(Information begins)

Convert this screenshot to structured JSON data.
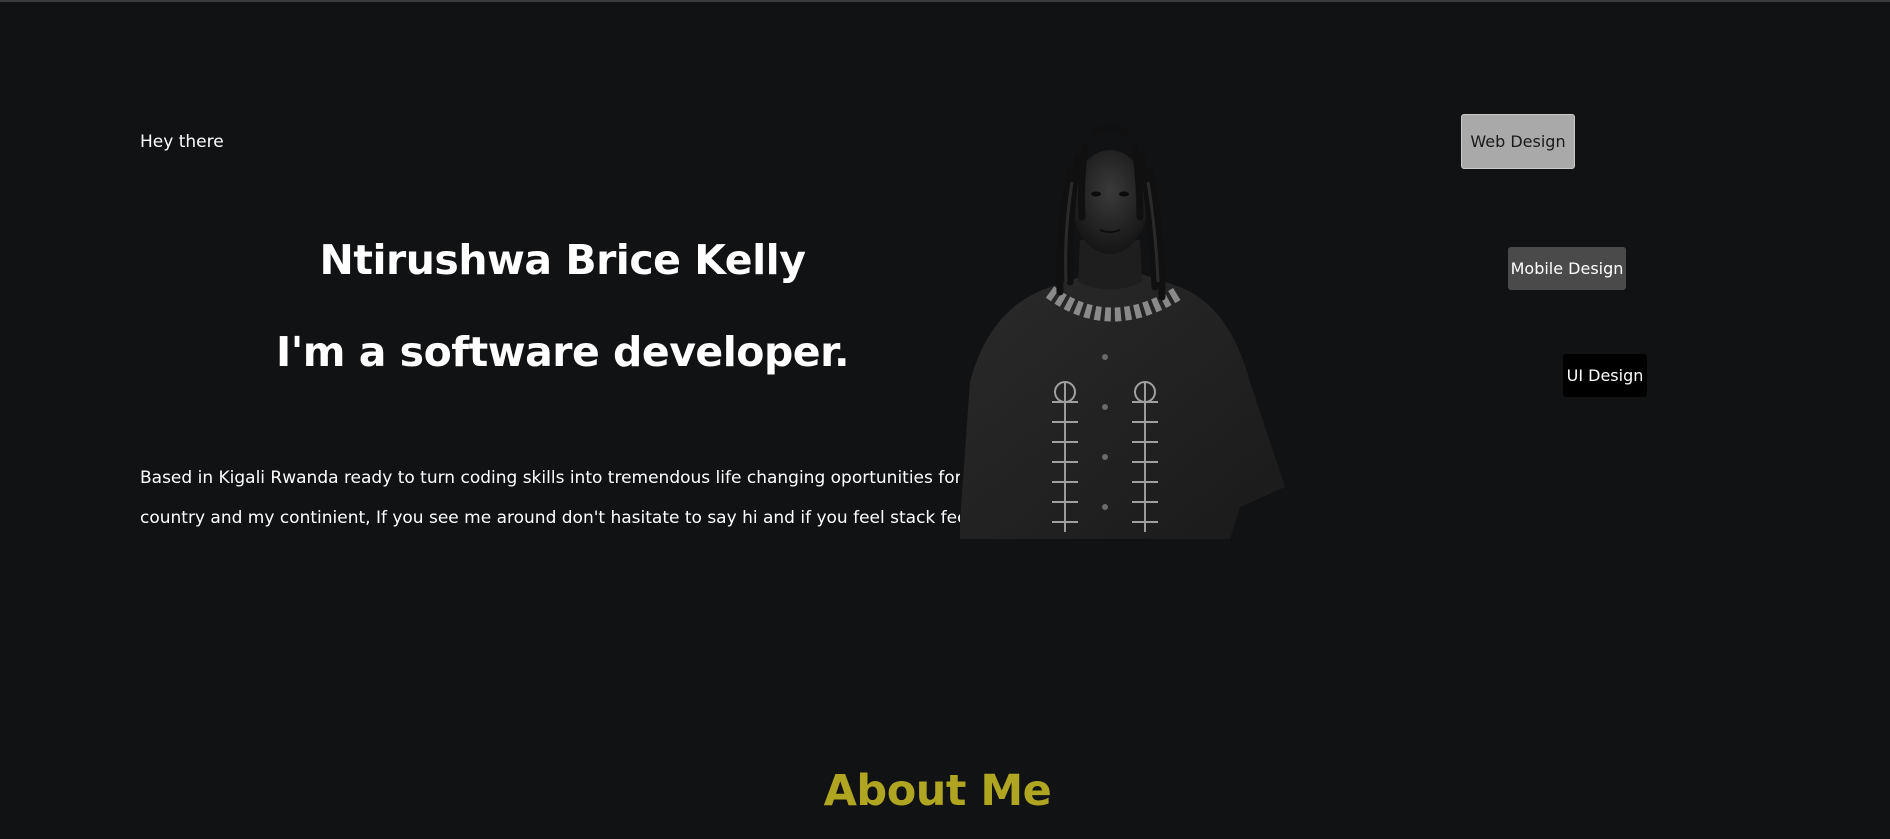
{
  "hero": {
    "greeting": "Hey there",
    "name": "Ntirushwa Brice Kelly",
    "role": "I'm a software developer.",
    "bio_line1": "Based in Kigali Rwanda ready to turn coding skills into tremendous life changing oportunities for both",
    "bio_line2": "country and my continient, If you see me around don't hasitate to say hi and if you feel stack feel free to s"
  },
  "skills": {
    "web_design": "Web Design",
    "mobile_design": "Mobile Design",
    "ui_design": "UI Design"
  },
  "about": {
    "title": "About Me"
  },
  "colors": {
    "background": "#111214",
    "accent": "#b0a521"
  },
  "portrait": {
    "icon": "person-photo"
  }
}
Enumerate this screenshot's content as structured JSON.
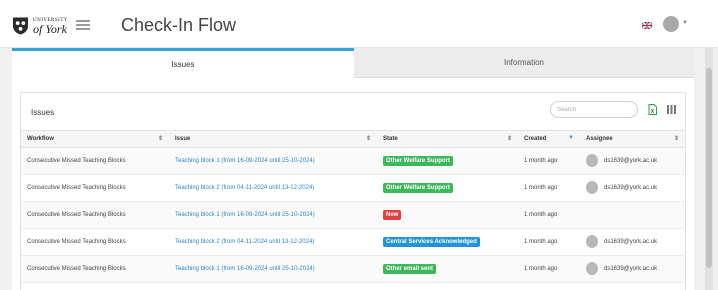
{
  "app": {
    "title": "Check-In Flow",
    "logo": {
      "line1": "UNIVERSITY",
      "line2": "of York"
    }
  },
  "tabs": [
    {
      "label": "Issues",
      "active": true
    },
    {
      "label": "Information",
      "active": false
    }
  ],
  "panel": {
    "title": "Issues",
    "search_placeholder": "Search"
  },
  "table": {
    "columns": [
      "Workflow",
      "Issue",
      "State",
      "Created",
      "Assignee"
    ],
    "sorted_column": "Created",
    "rows": [
      {
        "workflow": "Consecutive Missed Teaching Blocks",
        "issue": "Teaching block 1 (from 16-09-2024 until 25-10-2024)",
        "state": "Other Welfare Support",
        "state_color": "#3cb85b",
        "created": "1 month ago",
        "assignee": "ds1639@york.ac.uk"
      },
      {
        "workflow": "Consecutive Missed Teaching Blocks",
        "issue": "Teaching block 2 (from 04-11-2024 until 13-12-2024)",
        "state": "Other Welfare Support",
        "state_color": "#3cb85b",
        "created": "1 month ago",
        "assignee": "ds1639@york.ac.uk"
      },
      {
        "workflow": "Consecutive Missed Teaching Blocks",
        "issue": "Teaching block 1 (from 16-09-2024 until 25-10-2024)",
        "state": "New",
        "state_color": "#e4403b",
        "created": "1 month ago",
        "assignee": ""
      },
      {
        "workflow": "Consecutive Missed Teaching Blocks",
        "issue": "Teaching block 2 (from 04-11-2024 until 13-12-2024)",
        "state": "Central Services Acknowledged",
        "state_color": "#2493d6",
        "created": "1 month ago",
        "assignee": "ds1639@york.ac.uk"
      },
      {
        "workflow": "Consecutive Missed Teaching Blocks",
        "issue": "Teaching block 1 (from 16-09-2024 until 25-10-2024)",
        "state": "Other email sent",
        "state_color": "#3cb85b",
        "created": "1 month ago",
        "assignee": "ds1639@york.ac.uk"
      }
    ]
  },
  "colors": {
    "accent": "#3aa0d8",
    "link": "#2f86c8"
  }
}
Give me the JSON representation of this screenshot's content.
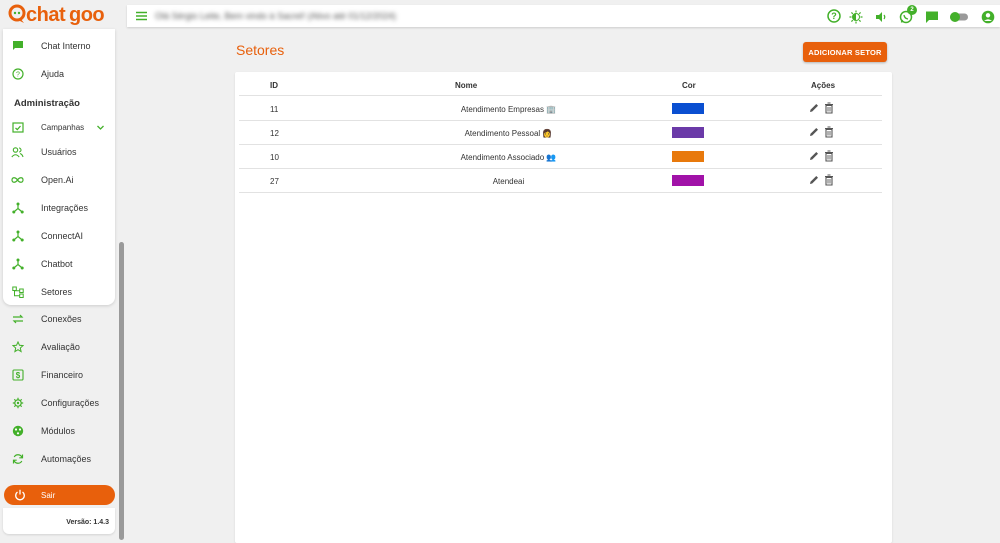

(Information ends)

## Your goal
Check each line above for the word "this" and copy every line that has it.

## Solution
Convert this screenshot to structured JSON data.
Enumerate this screenshot's content as structured JSON.
Give me the JSON representation of this screenshot's content.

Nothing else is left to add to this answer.